▸ DATA IN THIS EXERCISE

-- Opening Marker --

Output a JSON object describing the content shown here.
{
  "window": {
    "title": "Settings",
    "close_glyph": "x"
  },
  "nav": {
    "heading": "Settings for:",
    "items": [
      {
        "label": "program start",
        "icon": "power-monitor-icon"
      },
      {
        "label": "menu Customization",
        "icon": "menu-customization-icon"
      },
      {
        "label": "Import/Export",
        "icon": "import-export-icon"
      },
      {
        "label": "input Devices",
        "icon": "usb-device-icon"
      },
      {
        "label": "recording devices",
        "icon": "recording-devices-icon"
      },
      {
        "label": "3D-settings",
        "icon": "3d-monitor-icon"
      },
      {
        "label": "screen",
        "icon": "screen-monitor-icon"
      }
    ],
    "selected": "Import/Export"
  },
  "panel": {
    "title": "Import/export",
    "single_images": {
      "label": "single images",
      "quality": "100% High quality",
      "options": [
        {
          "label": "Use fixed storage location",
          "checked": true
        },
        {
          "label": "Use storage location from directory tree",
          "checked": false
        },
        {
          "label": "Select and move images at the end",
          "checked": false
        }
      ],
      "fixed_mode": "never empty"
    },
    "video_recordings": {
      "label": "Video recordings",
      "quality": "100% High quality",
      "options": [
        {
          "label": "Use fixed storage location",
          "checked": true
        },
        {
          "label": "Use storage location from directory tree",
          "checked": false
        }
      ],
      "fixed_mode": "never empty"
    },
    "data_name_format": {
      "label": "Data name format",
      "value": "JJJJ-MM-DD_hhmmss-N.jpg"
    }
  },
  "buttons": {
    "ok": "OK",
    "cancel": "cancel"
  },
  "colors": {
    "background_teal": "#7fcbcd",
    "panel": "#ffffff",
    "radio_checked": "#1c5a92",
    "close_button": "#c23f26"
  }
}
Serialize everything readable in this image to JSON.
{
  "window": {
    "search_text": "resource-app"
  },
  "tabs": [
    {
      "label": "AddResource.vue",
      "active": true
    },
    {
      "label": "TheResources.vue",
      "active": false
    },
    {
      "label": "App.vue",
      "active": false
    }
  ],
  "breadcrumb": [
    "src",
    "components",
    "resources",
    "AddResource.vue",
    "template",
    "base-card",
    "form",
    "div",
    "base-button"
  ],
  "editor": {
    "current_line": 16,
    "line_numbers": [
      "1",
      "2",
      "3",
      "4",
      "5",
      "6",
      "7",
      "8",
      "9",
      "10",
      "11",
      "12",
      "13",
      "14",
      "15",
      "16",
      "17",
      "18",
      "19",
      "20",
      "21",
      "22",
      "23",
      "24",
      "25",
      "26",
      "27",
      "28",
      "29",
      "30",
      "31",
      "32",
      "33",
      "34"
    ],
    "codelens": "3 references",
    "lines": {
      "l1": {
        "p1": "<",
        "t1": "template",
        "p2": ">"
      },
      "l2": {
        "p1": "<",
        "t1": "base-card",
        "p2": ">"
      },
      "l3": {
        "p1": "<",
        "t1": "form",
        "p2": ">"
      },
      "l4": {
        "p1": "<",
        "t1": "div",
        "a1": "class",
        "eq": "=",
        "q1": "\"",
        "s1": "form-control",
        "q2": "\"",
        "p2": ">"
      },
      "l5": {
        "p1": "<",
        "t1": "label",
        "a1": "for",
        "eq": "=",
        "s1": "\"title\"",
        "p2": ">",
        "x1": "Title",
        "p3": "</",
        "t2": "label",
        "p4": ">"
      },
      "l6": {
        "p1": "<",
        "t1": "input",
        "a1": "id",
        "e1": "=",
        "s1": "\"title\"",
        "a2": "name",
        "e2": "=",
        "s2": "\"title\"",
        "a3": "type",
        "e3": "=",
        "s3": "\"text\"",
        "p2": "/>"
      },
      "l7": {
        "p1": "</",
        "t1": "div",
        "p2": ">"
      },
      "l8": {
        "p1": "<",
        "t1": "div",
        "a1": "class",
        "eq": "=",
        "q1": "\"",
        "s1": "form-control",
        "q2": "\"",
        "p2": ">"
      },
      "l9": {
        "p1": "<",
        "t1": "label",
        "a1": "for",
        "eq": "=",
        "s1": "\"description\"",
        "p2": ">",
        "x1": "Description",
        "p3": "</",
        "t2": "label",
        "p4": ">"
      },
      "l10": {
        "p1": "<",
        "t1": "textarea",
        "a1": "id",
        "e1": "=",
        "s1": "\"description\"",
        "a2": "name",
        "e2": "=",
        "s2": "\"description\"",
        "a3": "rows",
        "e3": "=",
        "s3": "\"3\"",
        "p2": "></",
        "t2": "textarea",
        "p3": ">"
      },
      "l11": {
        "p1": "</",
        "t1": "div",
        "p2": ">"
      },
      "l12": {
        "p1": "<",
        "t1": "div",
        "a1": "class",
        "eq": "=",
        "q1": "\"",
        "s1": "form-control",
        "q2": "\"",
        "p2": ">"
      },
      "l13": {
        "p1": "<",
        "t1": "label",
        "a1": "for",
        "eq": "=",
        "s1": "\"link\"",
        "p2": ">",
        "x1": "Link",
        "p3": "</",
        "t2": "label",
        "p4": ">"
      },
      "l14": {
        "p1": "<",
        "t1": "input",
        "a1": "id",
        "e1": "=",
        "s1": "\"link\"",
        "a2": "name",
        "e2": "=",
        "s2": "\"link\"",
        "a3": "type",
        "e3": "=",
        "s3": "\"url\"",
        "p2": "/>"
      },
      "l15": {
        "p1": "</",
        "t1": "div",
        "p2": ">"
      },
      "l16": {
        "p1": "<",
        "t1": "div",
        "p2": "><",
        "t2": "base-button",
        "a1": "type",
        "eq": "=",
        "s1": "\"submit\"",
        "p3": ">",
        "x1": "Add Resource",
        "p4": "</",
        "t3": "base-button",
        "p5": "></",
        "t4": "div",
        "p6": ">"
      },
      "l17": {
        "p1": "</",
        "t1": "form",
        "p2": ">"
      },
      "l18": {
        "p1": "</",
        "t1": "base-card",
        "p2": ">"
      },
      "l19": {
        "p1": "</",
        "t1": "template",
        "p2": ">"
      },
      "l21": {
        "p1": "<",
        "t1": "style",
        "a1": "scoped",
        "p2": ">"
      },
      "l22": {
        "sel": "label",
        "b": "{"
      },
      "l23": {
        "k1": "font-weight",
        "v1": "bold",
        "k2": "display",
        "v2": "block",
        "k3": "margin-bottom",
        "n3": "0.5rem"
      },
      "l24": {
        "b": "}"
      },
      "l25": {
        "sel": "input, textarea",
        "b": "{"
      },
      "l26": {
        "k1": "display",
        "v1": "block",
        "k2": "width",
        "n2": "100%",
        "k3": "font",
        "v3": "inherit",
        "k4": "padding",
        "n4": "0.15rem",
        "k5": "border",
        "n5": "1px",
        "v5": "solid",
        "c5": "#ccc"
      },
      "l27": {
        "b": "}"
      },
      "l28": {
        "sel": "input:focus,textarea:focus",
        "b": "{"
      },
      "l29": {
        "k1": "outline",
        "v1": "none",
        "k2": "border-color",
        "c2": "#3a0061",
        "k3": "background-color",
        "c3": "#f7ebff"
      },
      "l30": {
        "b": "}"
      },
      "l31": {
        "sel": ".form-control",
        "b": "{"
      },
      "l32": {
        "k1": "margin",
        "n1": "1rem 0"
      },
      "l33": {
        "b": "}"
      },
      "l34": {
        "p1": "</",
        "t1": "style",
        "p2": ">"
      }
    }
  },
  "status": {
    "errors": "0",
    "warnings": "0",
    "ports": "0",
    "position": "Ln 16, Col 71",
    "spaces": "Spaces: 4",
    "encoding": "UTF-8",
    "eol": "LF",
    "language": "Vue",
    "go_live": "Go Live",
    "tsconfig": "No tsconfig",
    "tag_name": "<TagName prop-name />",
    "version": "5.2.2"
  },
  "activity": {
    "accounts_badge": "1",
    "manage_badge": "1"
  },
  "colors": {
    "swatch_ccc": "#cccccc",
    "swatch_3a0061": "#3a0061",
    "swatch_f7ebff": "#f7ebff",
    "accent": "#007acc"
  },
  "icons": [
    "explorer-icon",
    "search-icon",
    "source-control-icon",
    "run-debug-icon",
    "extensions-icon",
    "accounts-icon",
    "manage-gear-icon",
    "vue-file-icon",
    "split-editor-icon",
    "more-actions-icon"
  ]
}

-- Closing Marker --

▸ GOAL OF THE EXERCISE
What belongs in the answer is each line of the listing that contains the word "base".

▸ RESPONSE BELOW
    "base-card",
    "base-button"
        "t1": "base-card",
        "t2": "base-button",
        "t3": "base-button",
        "t1": "base-card",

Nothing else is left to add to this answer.